George Soros ponies up for progressive prosecutors

Throughout 2016, George Soros and his political action committees went on a march to the sea, torching the reelection hopes of conservative candidates from coast to coast. This effort was primarily focused on prosecutors, who Soros rightfully sees as wielding intense power in the U.S. criminal justice system.

These financial interventions in local prosecutorial and sheriff’s races have almost uniformly produced victories for the Soros camp. But more importantly for the residents who are under the jurisdictions of these candidates, the election of progressive, justice-minded candidates on Forbes promises to radically alter the shape of the criminal justice system and how certain crimes are treated, especially with regard to minorities.

The first black prosecutor in Florida

Aramis Ayala decided to run for Orange County prosecutor back in 2015. The Orlando, Florida prosecutor’s office was then headed by incumbent Jeff Ashton. Ashton’s tenure on had produced a relatively safe Orlando, that is, compared to Orlando’s own past, but the city was still plagued by a great deal of violent street crime.
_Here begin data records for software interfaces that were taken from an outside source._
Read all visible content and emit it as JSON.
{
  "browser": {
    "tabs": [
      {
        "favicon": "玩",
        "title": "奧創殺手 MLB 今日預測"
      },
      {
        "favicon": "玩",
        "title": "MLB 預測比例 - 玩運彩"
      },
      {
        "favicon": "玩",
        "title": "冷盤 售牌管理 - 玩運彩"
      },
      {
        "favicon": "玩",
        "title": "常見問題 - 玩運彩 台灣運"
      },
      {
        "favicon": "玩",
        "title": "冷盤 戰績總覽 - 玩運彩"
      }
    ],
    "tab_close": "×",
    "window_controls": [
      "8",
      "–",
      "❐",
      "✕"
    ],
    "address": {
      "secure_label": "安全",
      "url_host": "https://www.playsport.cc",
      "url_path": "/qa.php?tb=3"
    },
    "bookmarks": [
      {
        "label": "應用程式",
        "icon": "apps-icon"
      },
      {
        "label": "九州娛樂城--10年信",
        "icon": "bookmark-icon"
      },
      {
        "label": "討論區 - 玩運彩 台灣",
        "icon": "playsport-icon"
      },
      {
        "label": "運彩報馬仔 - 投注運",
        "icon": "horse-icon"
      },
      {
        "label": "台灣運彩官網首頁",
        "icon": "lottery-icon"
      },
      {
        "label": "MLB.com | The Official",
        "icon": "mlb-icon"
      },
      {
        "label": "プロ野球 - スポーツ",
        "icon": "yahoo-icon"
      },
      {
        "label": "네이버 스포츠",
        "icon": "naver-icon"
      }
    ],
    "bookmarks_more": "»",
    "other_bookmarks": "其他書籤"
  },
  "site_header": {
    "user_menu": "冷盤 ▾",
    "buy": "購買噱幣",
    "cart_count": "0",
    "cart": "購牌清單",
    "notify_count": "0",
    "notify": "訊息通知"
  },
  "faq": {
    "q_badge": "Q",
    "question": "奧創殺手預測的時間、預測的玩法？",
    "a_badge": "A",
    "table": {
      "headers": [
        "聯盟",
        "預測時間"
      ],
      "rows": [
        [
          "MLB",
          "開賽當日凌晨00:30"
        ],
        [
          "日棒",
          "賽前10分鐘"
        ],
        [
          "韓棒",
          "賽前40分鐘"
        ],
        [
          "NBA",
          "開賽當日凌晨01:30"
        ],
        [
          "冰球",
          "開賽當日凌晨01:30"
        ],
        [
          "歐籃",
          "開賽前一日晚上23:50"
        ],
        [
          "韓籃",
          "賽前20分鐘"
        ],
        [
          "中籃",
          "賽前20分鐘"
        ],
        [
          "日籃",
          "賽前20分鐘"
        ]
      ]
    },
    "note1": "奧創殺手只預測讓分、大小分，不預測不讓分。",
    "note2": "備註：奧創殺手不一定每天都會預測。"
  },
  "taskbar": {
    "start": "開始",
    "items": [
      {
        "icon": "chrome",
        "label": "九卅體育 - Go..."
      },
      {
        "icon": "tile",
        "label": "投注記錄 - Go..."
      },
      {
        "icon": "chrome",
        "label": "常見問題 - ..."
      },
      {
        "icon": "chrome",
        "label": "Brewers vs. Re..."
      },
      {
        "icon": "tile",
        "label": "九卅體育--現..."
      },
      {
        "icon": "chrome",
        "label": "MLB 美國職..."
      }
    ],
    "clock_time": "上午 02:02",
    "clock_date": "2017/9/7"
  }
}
Moreover, Ashton, in his zeal to create a safer city, had amassed an unfortunate record of severe racial disparities in sentencing and charging. Aramis Ayala offered a new, more egalitarian approach.

But Ayala had serious problems of her own. In fact, at the start of her campaign on Politico, the candidate had little chance of securing a victory. Ayala was an unknown black public defender whose entire career had consisted of providing defense counsel for the indigent street criminals of metropolitan Orlando. However, she was also a cancer survivor and a fighter. She quietly reached out to a Soros PAC that instantly recognized her as exactly the sort of reform-oriented candidate that they could use to effect powerful change.

George Soros’ fund eventually extended a $1,300,000 donation to Ayala’s campaign, a tremendous amount of money in a local prosecutor’s race. The money was used effectively to cover the airwaves, both television and radio, with pro-Ayala advertisements. Ashton could not keep up with the flood of money which had swelled the coffers of his rival. The strategy worked, Ayala walked away victorious in one of the largest landslides in recent Orlando memory. In so doing, she also became the first black prosecutor in Florida state history.

Another similar story unfolded in Mississippi. There, a black man named Scott Colom was running against another conservative opponent, Forrest Allgood. The latter, as in the case with Florida’s Ashton, had accumulated an unseemly record of disproportionate minority convictions. Scott Colom promised to ease his predecessor’s hard-line tactics by diverting more drug offenders to non-jail-based treatment programs and generally keeping non-violent offenders out of jails and prisons. His plan called for reducing even the number of convicts serving time for property crime, instead focusing on more productive restitutive measures.

As in Florida, George Soros swooped in with a large donation, up to $1,000,000 by some estimates. Colom then rode to victory on the heels of a massive television advertisement campaign, defeating the long tenured Allgood. As George Soros continues scoring victories, his opponents, like Ashton and Allgood, must wonder if they’ve gotten in over their heads.